For the entire part of my life during which I have been taking selfies (approximately the past five years), I have been taking selfies in which I am not “serious.” I realize this now in looking back, yet never thought about it at the times of the photos. Whether I am trying on hats that I think are hideous at Walmart, using my hair as a fake mustache, or making some random face for another reason, I am always posing in ways that I think will make other people laugh. I usually send my selfies to friends or family members as texts, but do not post them online (except very rarely on Facebook) because I feel that people who don’t know me will not “get” what I’m trying to do. My selfies don’t really line up with those you see on, for example, Instagram (to the best of my knowledge).
Susan Sontag, in her 1973 book On Photography, writes: “We learn to see ourselves photographically: to regard oneself as attractive is, precisely, to judge that one would look good in a photograph” (85). I have never seen myself as particularly attractive, and certainly would not describe myself as “photogenic” in the sense that the term is commonly understood to mean today, so I make faces that I think others will find funny (rather than simply smiling or making a more commonplace “selfie” face [i.e. duckface or open-mouth]) in an attempt to keep people from really seeing how I think I look in most photographs.

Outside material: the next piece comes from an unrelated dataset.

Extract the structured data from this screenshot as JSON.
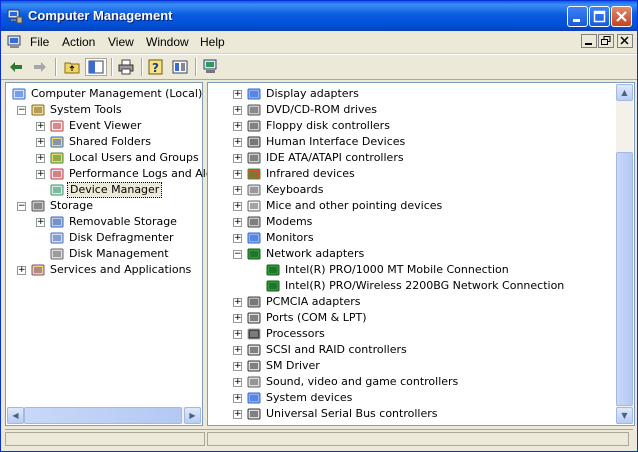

Besides showing a very particular sort of self-consciousness about how I think I look, a reason I do not take “serious” or more typical selfies is because I have long looked down on selfies as a self-indulgent throwaway form of photography. The selfies I am posting here are the type I would have sent friends via Snapchat (had I known about it at the time), and now that I do have Snapchat, I definitely take less selfies (outside of the app).
I tend to quietly judge people when I see them taking numerous selfies, yet commonly participate in selfie-taking practices myself. Because I was (and I suppose still am) ashamed to embrace selfie-taking in the way many others have, and because I don’t like (what my mom would call) “good” pictures of myself, I will probably not change my perspective on selfies anytime soon, but at least I recognize in retrospect that I have been complicit (even hypocritically so) in a practice I regularly criticize.
Sontag, Susan. On Photography. New York: Picador, 1973. Print.